Everyone has what is called a “zone of tolerance” – this is the state where you are able to effectively process and respond to the stressors and demands of everyday life. When you’re in this zone, you can think and make decisions without feeling overwhelmed. But when we are exposed to extreme stress (or trauma) our brains and bodies respond by sending signals to either fight/flee or freeze.
The fight/flee response is when you are hyper-aroused: Your heart is racing, you might be hypervigilant. You might feel a burst of energy or anxiety. The freeze response is when you are hypo-aroused: You might feel numb emotionally even though you are facing a very sad or painful situation, or you might feel a sense that you cannot do much of anything.
When you’re either hyper-aroused or hypo-aroused your prefrontal cortex isn’t able to function in a way that lets you think clearly and deal with life in an effective way. Everyone’s window of tolerance is different. For example, people who have experienced other trauma in the past may find that they are out of their tolerance zone more easily than others, especially if it is similar to their previous traumatic experience. People who are chronically out of their window of tolerance may experience mental health problems like depression and anxiety.
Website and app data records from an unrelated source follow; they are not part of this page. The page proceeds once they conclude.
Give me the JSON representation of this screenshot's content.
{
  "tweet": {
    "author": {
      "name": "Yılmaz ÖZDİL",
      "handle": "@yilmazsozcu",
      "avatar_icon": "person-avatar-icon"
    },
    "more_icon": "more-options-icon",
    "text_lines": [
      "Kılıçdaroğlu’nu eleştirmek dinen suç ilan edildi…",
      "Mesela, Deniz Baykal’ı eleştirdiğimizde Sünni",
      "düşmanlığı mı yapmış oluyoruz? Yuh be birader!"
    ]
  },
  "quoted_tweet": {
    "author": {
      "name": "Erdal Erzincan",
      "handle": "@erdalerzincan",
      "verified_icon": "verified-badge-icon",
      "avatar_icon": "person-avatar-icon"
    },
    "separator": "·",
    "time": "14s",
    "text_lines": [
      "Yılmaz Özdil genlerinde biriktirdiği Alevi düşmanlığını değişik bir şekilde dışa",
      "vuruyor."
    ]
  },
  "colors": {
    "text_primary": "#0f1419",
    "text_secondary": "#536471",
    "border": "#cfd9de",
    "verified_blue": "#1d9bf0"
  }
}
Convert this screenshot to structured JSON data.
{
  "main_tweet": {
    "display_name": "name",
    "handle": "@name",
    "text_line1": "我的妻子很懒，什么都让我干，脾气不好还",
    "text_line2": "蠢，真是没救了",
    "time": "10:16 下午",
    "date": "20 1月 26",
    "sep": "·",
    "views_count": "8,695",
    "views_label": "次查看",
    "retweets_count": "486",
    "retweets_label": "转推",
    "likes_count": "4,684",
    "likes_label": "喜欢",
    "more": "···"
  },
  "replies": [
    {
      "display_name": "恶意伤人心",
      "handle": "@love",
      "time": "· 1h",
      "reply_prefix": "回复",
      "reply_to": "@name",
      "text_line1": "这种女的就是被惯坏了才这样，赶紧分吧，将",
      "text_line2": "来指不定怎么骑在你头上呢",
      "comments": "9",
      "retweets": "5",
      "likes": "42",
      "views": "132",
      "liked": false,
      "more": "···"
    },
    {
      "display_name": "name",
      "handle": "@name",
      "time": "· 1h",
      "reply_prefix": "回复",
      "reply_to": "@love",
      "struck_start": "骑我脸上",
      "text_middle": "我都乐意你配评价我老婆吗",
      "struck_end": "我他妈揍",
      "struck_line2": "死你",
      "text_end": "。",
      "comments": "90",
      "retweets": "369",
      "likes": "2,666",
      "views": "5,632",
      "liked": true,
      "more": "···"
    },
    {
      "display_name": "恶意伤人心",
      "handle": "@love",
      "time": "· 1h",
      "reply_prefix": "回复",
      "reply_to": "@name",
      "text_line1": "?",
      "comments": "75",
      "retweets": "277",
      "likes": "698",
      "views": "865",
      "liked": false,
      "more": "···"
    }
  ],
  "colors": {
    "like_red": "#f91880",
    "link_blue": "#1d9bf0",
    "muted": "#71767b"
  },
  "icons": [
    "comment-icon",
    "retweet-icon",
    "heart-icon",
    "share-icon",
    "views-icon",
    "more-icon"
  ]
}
By being aware of the impact on your body and brain you have some choices about what actions you can take to bring yourself into the best possible state. Simply learning to recognize where you are can help you choose the right self-care strategy to get you back in your window of tolerance.
When we get out of our window of tolerance, making changes to what we are doing physically and our environment can also help us return to balance. The first step is to recognize whether you are hyper- or hypo-aroused. Different strategies work for each state. Think about it: The last time you were hyper-aroused and someone told you to “just calm down” probably had the opposite effect. It’s the same when someone is hypo-aroused. Just telling them to “get out of bed” or “go get some exercise” is likely to fall flat as well.
Instead, pick the right self-care strategy for the circumstances. For hyper-arousal: Try reducing noise and distractions. Then, find a way to release energy like taking a brisk walk. Once you have released some of the excess energy you can do things like talk about what they’re feeling or using other strategies.
For hypo-arousal: Start by getting yourself grounded in your body and nature. Try a breathing exercise, sitting in sunlight, putting your bare feet on grass, or do some gardening. Once you are feeling more grounded and present rather than numb, you can begin to engage with talking about feelings and self-care activities
In addition to being able to recognize when you’re out of your window of tolerance and learning how to return to a state of balance, managing chronic stress requires a regular self-care practice. It doesn’t need to be expensive or time-consuming. Even small changes can add up to significant benefits. Try adding some of these self-care activities to your routine:
Self-Care Tips broken down by increments of time:
- 5 minutes
- Try a breathing exercise: Inhale for 5 counts, hold for 5, exhale for 5, hold for 5, repeat.
- Dance or sing to a favorite song.
- Change position: stretch your arms, legs, and back.
- Take a quick walk outside.
- Water your plants or garden.
- 15 minutes
- Organize a small space in your home.
- Play with your kids. Do something simple like color or draw with them.
- Take a power nap.
- Call a friend or family member to catch up and check-in.
- Take a bath or shower.
- 30 minutes
- Download a free mindfulness app like UCLA Mindful and Choose from meditation or podcast.
- Play a game, work on a puzzle, or try a new online game.
- Join a parent support group on parentsanonymous.org
- Go for a job, do tai chi or any physical activity that makes you happy.
To support parents at this challenging time, Each Mind Matters created Self-Care Tips for Parents, a new resource that provides helpful self-care tips that can realistically fit into busy schedules. Whether parents have only five minutes or an hour, self-care is critical to helping them give their best selves as they take care of the ones they love. Click here for the downloadable PDF.
Visit the EMM Resource Center for additional information and resources.
For more practical tips that support emotional regulation and mitigate stress, check out Therapy in a Nutshell.
World Health Organization Parenting in the Time of Covid-19.